→ Entries taken from a collection:
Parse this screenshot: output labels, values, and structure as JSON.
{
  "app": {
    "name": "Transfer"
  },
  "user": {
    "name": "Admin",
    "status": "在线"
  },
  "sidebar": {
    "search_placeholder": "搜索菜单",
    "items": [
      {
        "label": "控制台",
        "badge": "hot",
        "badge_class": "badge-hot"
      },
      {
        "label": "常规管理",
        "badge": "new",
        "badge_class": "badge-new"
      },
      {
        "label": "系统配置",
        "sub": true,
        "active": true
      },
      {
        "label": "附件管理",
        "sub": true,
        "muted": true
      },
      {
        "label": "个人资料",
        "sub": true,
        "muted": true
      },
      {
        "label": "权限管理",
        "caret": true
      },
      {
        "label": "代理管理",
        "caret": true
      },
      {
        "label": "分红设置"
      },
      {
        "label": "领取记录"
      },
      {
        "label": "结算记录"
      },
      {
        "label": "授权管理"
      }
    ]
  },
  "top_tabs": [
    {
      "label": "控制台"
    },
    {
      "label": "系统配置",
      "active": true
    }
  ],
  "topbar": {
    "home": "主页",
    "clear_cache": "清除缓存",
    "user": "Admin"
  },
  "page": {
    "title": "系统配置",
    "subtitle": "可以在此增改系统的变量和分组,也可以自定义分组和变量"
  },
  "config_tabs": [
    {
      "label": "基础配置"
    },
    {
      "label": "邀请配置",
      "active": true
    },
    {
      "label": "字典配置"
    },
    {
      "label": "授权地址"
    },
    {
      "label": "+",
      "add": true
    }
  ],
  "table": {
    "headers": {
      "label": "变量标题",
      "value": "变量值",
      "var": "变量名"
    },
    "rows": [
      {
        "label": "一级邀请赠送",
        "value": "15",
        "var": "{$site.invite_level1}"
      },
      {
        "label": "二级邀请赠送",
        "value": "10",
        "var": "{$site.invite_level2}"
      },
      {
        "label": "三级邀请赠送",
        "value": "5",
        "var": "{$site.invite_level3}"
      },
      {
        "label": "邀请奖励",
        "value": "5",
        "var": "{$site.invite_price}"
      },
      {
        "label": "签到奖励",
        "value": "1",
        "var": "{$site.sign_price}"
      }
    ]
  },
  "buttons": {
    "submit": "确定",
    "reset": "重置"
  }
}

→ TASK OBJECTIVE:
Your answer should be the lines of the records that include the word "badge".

→ ANSWER BOX:
        "badge": "hot",
        "badge_class": "badge-hot"
        "badge": "new",
        "badge_class": "badge-new"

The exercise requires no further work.